I know that none of us is perfect, mother, but when I confronted you, you could at least have admitted what you did to me, and said you were sorry. Over the years, I managed to raise the subject of your behaviour with you several times, always at huge personal cost. However, you never responded with genuine understanding or honesty, instead always trying to justify, minimise, or deny what you had done.
For many years now, I have worked hard to forgive you. Sometimes I even think I’ve succeeded. Fortunately, God understands and accepts the intense anger and bitterness that can still occasionally emerge from my mind, heart and soul. Slowly, gently, he gives me the insights I need in order to be healed, for which I am profoundly thankful.
Don’t just pretend to love others. Really love them. Hate what is wrong. Hold tightly to what is good. Love each other with genuine affection, and take delight in honouring each other (Romans 12:9; NLT).
Do not provoke your children to anger by the way you treat them (Ephesians 6:4; NLT).
The kingdom of God is within you
(Luke 17:21; NKJV).
1. God isn’t in the whirlwind,
But in our rage and dread.
2. He isn’t in the earthquake,
But in our grief and pain.
3. He isn’t in the firestorm,
But in our guilt and sin –
4. For God is in our darkness:
The still, small voice within.
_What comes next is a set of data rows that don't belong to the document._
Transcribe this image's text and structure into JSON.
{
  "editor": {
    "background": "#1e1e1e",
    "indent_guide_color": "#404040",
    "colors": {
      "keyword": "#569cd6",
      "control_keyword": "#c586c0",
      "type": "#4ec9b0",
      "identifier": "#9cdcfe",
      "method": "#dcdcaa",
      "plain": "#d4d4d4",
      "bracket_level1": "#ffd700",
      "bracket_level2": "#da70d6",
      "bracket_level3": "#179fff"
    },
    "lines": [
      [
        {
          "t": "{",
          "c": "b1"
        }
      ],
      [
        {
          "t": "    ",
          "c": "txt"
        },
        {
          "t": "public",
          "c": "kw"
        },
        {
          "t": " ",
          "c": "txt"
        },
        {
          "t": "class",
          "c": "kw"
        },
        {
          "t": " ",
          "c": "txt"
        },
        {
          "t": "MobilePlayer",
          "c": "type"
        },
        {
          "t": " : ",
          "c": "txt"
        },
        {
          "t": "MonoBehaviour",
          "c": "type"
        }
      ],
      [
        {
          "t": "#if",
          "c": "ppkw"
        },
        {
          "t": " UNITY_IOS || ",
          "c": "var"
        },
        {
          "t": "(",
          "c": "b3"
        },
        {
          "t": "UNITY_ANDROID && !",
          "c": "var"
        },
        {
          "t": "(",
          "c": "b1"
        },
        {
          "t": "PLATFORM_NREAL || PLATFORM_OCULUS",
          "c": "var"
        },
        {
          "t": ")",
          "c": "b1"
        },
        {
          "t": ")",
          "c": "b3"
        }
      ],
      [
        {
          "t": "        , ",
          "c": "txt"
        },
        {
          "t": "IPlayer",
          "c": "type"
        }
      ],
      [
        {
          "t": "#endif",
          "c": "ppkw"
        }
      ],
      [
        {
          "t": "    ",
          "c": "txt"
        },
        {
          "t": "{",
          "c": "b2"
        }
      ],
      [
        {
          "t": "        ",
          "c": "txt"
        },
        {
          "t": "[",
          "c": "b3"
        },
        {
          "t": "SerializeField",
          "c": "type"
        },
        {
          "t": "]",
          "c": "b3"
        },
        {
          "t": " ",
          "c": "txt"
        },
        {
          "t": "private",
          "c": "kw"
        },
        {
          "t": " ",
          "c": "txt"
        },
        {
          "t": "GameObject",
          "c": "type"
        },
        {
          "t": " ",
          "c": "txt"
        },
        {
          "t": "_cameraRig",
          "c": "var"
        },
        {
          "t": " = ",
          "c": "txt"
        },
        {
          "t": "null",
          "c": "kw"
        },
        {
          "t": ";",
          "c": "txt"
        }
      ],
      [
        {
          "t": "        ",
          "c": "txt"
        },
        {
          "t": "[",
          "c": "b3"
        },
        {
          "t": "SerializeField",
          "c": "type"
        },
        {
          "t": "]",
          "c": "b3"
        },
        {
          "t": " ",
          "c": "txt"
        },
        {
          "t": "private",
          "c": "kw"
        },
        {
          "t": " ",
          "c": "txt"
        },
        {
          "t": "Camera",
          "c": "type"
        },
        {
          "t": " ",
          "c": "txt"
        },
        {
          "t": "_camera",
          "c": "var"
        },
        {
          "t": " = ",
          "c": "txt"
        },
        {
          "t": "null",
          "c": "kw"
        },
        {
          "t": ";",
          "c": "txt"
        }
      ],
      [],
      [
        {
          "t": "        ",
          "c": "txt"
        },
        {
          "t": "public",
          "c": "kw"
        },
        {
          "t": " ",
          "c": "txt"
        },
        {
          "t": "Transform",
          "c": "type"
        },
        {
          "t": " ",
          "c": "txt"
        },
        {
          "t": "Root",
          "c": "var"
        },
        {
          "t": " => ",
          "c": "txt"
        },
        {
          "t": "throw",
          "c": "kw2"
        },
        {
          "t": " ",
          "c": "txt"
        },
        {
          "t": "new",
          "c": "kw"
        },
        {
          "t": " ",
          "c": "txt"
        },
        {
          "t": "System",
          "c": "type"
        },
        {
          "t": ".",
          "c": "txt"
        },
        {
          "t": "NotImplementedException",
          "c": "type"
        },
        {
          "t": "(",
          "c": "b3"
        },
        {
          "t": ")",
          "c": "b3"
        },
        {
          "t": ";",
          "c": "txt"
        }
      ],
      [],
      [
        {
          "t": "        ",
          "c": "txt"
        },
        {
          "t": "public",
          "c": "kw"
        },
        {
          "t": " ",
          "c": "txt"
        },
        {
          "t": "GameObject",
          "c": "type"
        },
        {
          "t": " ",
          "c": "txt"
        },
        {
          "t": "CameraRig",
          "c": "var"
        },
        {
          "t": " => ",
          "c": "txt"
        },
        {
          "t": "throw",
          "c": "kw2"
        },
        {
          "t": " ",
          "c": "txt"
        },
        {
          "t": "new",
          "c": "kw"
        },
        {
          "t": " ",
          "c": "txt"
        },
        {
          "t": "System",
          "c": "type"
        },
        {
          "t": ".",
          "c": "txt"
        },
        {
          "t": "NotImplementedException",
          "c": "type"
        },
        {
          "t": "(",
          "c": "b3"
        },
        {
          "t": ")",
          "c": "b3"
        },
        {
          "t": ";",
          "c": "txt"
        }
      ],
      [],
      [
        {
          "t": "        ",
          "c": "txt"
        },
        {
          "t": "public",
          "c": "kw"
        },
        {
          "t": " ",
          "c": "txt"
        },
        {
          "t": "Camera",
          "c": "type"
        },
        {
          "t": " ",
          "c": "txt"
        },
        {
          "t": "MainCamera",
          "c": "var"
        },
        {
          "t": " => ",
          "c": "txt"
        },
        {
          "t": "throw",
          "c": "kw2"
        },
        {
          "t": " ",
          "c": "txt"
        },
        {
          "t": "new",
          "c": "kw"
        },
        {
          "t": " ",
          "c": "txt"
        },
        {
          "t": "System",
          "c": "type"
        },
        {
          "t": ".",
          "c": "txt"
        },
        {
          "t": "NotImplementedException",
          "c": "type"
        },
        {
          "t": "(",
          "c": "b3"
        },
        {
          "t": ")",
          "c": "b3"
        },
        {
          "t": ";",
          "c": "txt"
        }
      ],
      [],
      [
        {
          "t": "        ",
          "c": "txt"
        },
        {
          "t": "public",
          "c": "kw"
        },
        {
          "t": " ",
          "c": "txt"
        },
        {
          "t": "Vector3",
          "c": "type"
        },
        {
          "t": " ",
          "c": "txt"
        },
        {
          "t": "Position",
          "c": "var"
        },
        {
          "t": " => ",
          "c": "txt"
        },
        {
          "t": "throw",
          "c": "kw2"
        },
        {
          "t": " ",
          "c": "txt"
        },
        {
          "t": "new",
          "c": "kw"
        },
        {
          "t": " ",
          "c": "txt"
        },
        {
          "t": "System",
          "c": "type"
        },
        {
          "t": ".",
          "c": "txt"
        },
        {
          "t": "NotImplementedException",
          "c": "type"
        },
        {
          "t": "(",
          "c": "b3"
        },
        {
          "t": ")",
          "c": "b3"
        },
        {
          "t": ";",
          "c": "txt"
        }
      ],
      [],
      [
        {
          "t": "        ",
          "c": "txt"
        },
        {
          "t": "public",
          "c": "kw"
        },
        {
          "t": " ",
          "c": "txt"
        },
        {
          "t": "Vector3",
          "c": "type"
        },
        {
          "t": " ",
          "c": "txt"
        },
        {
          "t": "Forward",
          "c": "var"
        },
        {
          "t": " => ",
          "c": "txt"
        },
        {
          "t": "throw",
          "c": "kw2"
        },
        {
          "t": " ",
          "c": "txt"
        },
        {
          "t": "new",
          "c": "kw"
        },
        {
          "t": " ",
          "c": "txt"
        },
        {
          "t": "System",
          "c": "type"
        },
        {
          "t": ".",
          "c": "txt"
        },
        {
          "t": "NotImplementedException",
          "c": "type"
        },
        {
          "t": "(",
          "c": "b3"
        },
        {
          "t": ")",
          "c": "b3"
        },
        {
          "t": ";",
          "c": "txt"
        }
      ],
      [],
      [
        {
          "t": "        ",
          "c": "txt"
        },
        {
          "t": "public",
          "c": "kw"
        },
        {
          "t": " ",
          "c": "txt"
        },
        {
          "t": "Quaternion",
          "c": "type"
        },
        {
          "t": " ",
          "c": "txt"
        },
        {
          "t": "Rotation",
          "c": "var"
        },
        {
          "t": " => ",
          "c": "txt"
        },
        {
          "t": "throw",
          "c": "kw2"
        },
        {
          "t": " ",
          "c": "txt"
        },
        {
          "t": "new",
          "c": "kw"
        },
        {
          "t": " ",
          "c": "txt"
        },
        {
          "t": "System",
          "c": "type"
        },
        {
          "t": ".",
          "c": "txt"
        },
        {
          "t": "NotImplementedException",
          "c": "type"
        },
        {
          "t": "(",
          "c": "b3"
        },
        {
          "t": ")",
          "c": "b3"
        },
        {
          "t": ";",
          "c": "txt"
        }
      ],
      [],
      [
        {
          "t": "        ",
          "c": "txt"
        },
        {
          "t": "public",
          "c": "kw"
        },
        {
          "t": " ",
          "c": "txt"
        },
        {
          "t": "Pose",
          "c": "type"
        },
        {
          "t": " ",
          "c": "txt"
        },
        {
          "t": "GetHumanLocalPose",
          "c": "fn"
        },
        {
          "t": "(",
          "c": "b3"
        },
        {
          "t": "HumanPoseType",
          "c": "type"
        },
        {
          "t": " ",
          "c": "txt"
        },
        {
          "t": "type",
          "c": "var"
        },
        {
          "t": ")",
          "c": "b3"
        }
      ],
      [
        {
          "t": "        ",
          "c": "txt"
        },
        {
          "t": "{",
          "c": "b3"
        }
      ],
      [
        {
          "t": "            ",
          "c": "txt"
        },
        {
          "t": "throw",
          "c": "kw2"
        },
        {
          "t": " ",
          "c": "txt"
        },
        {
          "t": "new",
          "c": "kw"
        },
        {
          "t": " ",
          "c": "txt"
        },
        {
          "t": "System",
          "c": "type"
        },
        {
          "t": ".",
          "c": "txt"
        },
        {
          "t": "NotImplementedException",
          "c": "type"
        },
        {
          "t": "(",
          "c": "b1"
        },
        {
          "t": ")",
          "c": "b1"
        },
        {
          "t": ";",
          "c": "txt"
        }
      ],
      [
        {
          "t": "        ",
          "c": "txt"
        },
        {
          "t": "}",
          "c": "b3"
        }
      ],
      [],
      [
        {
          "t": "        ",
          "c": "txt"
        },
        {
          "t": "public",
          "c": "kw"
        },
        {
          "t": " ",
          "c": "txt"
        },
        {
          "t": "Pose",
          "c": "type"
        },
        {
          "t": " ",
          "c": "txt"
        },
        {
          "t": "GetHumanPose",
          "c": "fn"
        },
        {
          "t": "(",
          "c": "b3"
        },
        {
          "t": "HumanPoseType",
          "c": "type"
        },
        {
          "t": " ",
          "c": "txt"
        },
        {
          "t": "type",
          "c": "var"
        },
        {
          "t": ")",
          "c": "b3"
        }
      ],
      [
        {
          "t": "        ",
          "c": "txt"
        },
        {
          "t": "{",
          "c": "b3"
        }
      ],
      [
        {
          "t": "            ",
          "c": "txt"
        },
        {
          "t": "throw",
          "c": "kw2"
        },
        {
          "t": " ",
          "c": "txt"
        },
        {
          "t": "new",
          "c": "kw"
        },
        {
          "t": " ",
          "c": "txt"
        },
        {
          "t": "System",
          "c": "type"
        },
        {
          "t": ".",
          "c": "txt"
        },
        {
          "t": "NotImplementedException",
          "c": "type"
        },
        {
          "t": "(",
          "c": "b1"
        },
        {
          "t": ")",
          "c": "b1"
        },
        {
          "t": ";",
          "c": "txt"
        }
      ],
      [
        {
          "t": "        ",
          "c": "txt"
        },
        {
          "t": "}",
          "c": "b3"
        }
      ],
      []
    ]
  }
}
1. Then he said, “Go out, and stand on the mountain before the Lord.” And behold, the Lord passed by, and a great and strong wind tore into the mountains and broke the rocks in pieces before the Lord, but the Lord was not in the wind… (1 Kings 19:11; NKJV).
In all their suffering he also suffered (Isaiah 63:9; NLT).
2. …and after the wind an earthquake, but the Lord was not in the earthquake… (1 Kings 19:11; NKJV).
Surely he has borne our griefs and carried our sorrows (Isaiah 53:4; NIV).
3. …and after the earthquake a fire, but the Lord was not in the fire… (1 Kings 19:12; NKJV).
He personally carried our sins in his body on the cross (1 Peter 2:24; NLT).
4. Moses approached the thick darkness where God was (Exodus 20:21, NIV).
…and after the fire a still small voice (1 Kings 19:12; NKJV).